Basically, the key to this formula is to provide the reader with some semblance of truth they can use as a springboard into the truly fantastic. My observation is, the more fantastic the story, the more willing the reader is to suspend their disbelief for your story.

I find that readers of science fiction, fantasy and romance are more willing to believe a fantastic story even if it does not have any grounding in the real world. They are less likely to believe a fantastic story if the writer either does not follow the conventions and rules normally associated with the genre, or does not write with enough skill and imagination to get away with breaking those rules.

Suspension of disbelief seems to be more difficult to achieve when one writes across genres.

For instance, I am currently working on a project involving a relationship between a succubus and a werewolf. What the &*#, you say? To make it even more complicated, the succubus desires true love in spite of her inherent physical need to have sex with men and drain them of their life-force, and the werewolf is the police inspector investigating her for murder.

I hope to grab my readers and prompt them to suspend their disbelief of this fantastical, and completely unrealistic story by planting my characters in the real world and giving them real motives and actions. Sure my succubus can walk through walls and shapeshift, but I'm hoping that if I can write my character in such a way that it seems normal to her, it will seem normal enough for the reader.

So, some keys to getting readers to believe your magic are listed below. Keep in mind that these are my own observations and written under no specific authority or privileged knowledge.

1. Begin the story in a believable world with believable character actions, or open by building a believable world for the reader in the beginning.

2. Write your character so the fantastic world they live in seems real and normal to them. If the reader senses that the characters don't believe their own world, how can they believe it?

3. Return to some reasonable and believable grounding point often in your story. Even if your believable thread is nothing more than believable thought patterns of your characters, this process will allow the reader to identify with the characters even if they are in a foreign land, country, time, or universe.

4. End your story with the same elements of closure, character growth, or completion of the quest as with other stories.
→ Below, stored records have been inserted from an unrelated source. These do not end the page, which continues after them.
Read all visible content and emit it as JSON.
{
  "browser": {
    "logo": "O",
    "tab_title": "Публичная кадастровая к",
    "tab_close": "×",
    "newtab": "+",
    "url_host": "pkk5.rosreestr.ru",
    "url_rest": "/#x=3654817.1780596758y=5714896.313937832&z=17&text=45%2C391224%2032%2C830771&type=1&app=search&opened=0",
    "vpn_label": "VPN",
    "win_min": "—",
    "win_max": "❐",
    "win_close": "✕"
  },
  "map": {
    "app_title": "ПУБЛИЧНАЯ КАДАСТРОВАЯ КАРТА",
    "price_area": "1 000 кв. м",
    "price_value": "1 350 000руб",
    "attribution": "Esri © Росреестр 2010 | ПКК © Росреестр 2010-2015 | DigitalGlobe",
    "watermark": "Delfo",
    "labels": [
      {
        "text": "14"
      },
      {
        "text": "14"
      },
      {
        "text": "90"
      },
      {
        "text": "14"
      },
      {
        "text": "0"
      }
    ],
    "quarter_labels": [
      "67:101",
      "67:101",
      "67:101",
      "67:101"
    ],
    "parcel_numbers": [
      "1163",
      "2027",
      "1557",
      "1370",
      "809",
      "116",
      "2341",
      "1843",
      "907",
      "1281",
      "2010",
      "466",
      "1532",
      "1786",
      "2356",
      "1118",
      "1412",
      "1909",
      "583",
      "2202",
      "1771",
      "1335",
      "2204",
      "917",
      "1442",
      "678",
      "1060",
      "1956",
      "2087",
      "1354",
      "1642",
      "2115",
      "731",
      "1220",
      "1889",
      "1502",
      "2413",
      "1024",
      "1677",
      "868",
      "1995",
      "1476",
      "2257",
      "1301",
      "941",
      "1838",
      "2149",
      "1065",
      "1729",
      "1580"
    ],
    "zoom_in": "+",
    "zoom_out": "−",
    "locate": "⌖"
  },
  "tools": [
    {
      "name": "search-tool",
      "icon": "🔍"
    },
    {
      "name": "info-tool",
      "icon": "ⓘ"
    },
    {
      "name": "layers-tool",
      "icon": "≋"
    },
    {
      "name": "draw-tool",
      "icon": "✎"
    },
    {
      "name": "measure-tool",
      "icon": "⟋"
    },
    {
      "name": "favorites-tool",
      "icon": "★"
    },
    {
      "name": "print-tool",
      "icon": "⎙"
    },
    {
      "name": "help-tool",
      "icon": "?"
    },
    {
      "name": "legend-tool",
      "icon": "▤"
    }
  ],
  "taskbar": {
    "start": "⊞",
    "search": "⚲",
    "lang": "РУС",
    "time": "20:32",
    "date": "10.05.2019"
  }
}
Even if your character is a seven-foot translucent squid-shaped creature, they should be able to embrace their significant other and express happiness (or happiness for now) in this new world.

Take it for what it's worth. Now, keep writing.